Dozens of Students Learn Latin Dances in Front of the UT Tower
By Oihane Ochoa Navarro
Reporting Texas TV
AUSTIN, Texas – A Latin dancing student organization and an international student organization collaborated for a free salsa and bachata class at the Main Building Square.
Texas Latin Dance and Planet Longhorn hosted the event Sept. 28 beneath the UT Tower.
“We just like to dance, teach people to dance and have a fun time,” said Joey Smith, a Texas Latin Dance instructor.
Peter Clauter and Cynthia Guo led the class, and Texas Latin Dance member Leonardo Guardione also got the chance to teach some steps.
“It’s very nice to have one-on-one conversations with people while you learn to do a third thing,” Guardione said.
The activity encouraged conversation among the attendees and facilitated socializing. Dance partners changed for each new song so attendees were able to meet more people and make new friends.
“You get to meet a bunch of different people, you have conversations with them and learn about them,” Guardione said.
Julian González, a Planet Longhorn officer, explained that the organization wants to help international students learn more about the United States, make new friends and visit places around Austin.
Many Latinos attended the event. Planet Longhorn is primarily made up of Latin Americans so it tends to focus on organizing cultural activities that help its members connect with their origins and as well as share their traditions.
“As Latinos, whenever we show our culture to other individuals, that brings joy to our hearts,” attendee Carlos Rizzoli said.
Texas Latin Dance offers classes every Thursday at the Texas Union T-House Suite from 6 p.m. to 8 p.m. They also promote other social events throughout the week.
This was the first time the organizations offered an event like this. Due to the success and good reception from attendees, organizers plan to announce upcoming dates soon.
“An event like tonight where we are dancing salsa and bachata at UT Tower, like how often do you see that?,” attendee Esteban López said.
A loudspeaker and a willingness to learn were the real stars of the evening.

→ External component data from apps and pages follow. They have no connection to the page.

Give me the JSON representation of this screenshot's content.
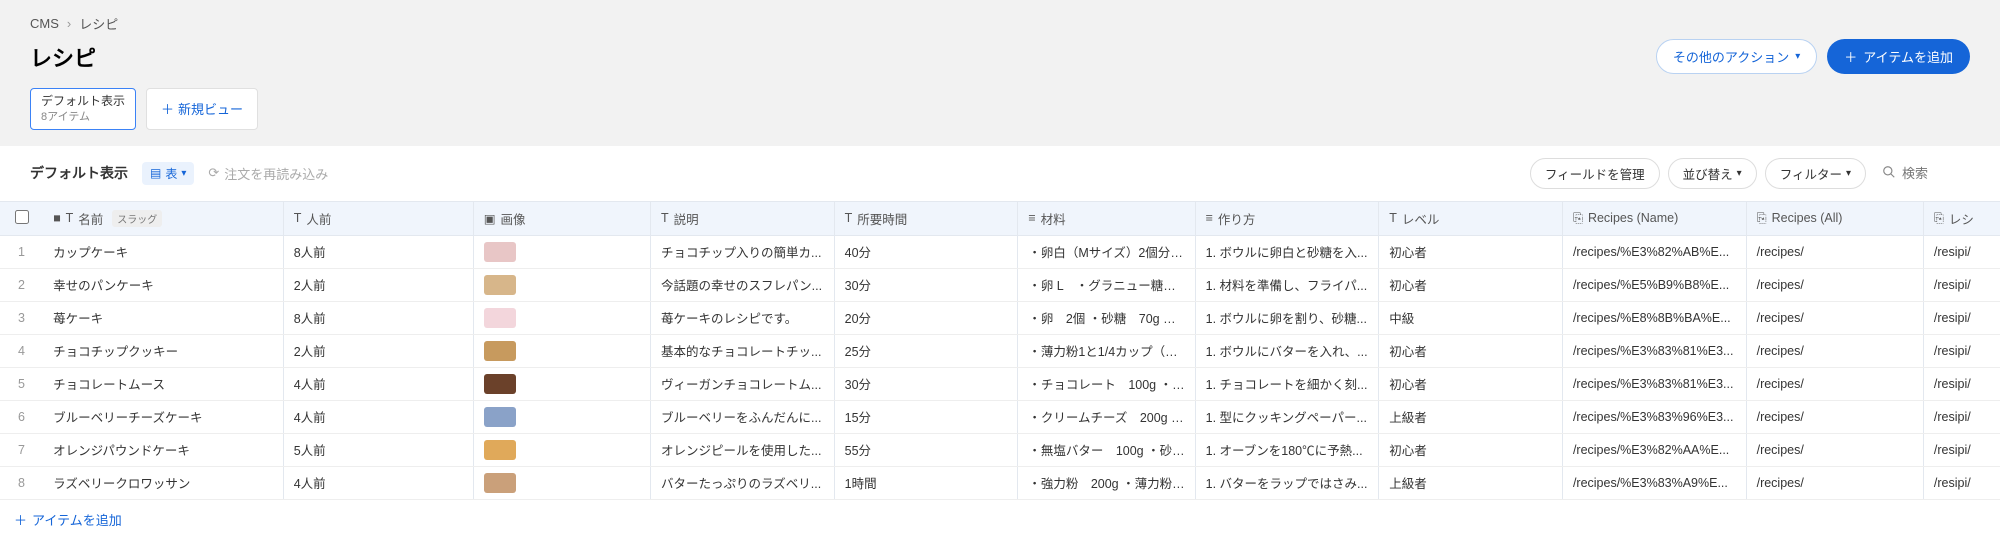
{
  "breadcrumb": {
    "parent": "CMS",
    "current": "レシピ"
  },
  "page_title": "レシピ",
  "header_actions": {
    "other_actions": "その他のアクション",
    "add_item": "アイテムを追加"
  },
  "views": {
    "default": {
      "name": "デフォルト表示",
      "count_label": "8アイテム"
    },
    "new_view": "新規ビュー"
  },
  "toolbar": {
    "view_name": "デフォルト表示",
    "mode_label": "表",
    "reload_label": "注文を再読み込み",
    "manage_fields": "フィールドを管理",
    "sort": "並び替え",
    "filter": "フィルター",
    "search_placeholder": "検索"
  },
  "columns": {
    "name": "名前",
    "name_badge": "スラッグ",
    "servings": "人前",
    "image": "画像",
    "description": "説明",
    "time": "所要時間",
    "ingredients": "材料",
    "howto": "作り方",
    "level": "レベル",
    "recipes_name": "Recipes (Name)",
    "recipes_all": "Recipes (All)",
    "recipes_trunc": "レシ"
  },
  "rows": [
    {
      "num": "1",
      "name": "カップケーキ",
      "servings": "8人前",
      "thumb": "#e8c6c6",
      "description": "チョコチップ入りの簡単カ...",
      "time": "40分",
      "ingredients": "・卵白（Mサイズ）2個分・...",
      "howto": "1. ボウルに卵白と砂糖を入...",
      "level": "初心者",
      "recipes_name": "/recipes/%E3%82%AB%E...",
      "recipes_all": "/recipes/",
      "recipes_trunc": "/resipi/"
    },
    {
      "num": "2",
      "name": "幸せのパンケーキ",
      "servings": "2人前",
      "thumb": "#d7b68a",
      "description": "今話題の幸せのスフレパン...",
      "time": "30分",
      "ingredients": "・卵 L　・グラニュー糖　・...",
      "howto": "1. 材料を準備し、フライパ...",
      "level": "初心者",
      "recipes_name": "/recipes/%E5%B9%B8%E...",
      "recipes_all": "/recipes/",
      "recipes_trunc": "/resipi/"
    },
    {
      "num": "3",
      "name": "苺ケーキ",
      "servings": "8人前",
      "thumb": "#f3d6dc",
      "description": "苺ケーキのレシピです。",
      "time": "20分",
      "ingredients": "・卵　2個 ・砂糖　70g ・薄...",
      "howto": "1. ボウルに卵を割り、砂糖...",
      "level": "中級",
      "recipes_name": "/recipes/%E8%8B%BA%E...",
      "recipes_all": "/recipes/",
      "recipes_trunc": "/resipi/"
    },
    {
      "num": "4",
      "name": "チョコチップクッキー",
      "servings": "2人前",
      "thumb": "#c79a5e",
      "description": "基本的なチョコレートチッ...",
      "time": "25分",
      "ingredients": "・薄力粉1と1/4カップ（約1...",
      "howto": "1. ボウルにバターを入れ、...",
      "level": "初心者",
      "recipes_name": "/recipes/%E3%83%81%E3...",
      "recipes_all": "/recipes/",
      "recipes_trunc": "/resipi/"
    },
    {
      "num": "5",
      "name": "チョコレートムース",
      "servings": "4人前",
      "thumb": "#6b412a",
      "description": "ヴィーガンチョコレートム...",
      "time": "30分",
      "ingredients": "・チョコレート　100g ・コ...",
      "howto": "1. チョコレートを細かく刻...",
      "level": "初心者",
      "recipes_name": "/recipes/%E3%83%81%E3...",
      "recipes_all": "/recipes/",
      "recipes_trunc": "/resipi/"
    },
    {
      "num": "6",
      "name": "ブルーベリーチーズケーキ",
      "servings": "4人前",
      "thumb": "#8aa2c8",
      "description": "ブルーベリーをふんだんに...",
      "time": "15分",
      "ingredients": "・クリームチーズ　200g ・...",
      "howto": "1. 型にクッキングペーパー...",
      "level": "上級者",
      "recipes_name": "/recipes/%E3%83%96%E3...",
      "recipes_all": "/recipes/",
      "recipes_trunc": "/resipi/"
    },
    {
      "num": "7",
      "name": "オレンジパウンドケーキ",
      "servings": "5人前",
      "thumb": "#e0a95a",
      "description": "オレンジピールを使用した...",
      "time": "55分",
      "ingredients": "・無塩バター　100g ・砂糖...",
      "howto": "1. オーブンを180℃に予熱...",
      "level": "初心者",
      "recipes_name": "/recipes/%E3%82%AA%E...",
      "recipes_all": "/recipes/",
      "recipes_trunc": "/resipi/"
    },
    {
      "num": "8",
      "name": "ラズベリークロワッサン",
      "servings": "4人前",
      "thumb": "#caa07a",
      "description": "バターたっぷりのラズベリ...",
      "time": "1時間",
      "ingredients": "・強力粉　200g ・薄力粉　...",
      "howto": "1. バターをラップではさみ...",
      "level": "上級者",
      "recipes_name": "/recipes/%E3%83%A9%E...",
      "recipes_all": "/recipes/",
      "recipes_trunc": "/resipi/"
    }
  ],
  "footer": {
    "add_item": "アイテムを追加"
  }
}
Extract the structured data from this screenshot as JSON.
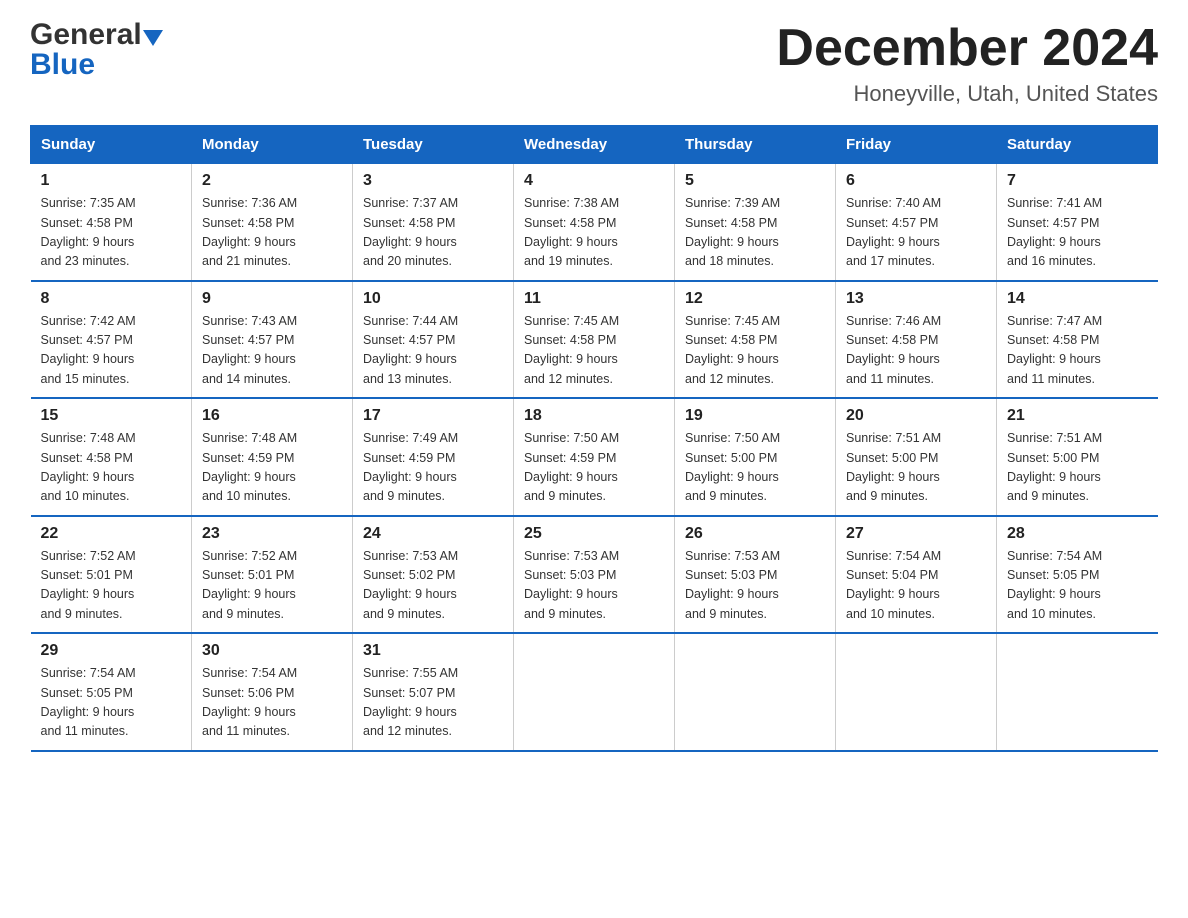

The music did not stop playing until 10 p.m., and the dancers kept moving in the dark.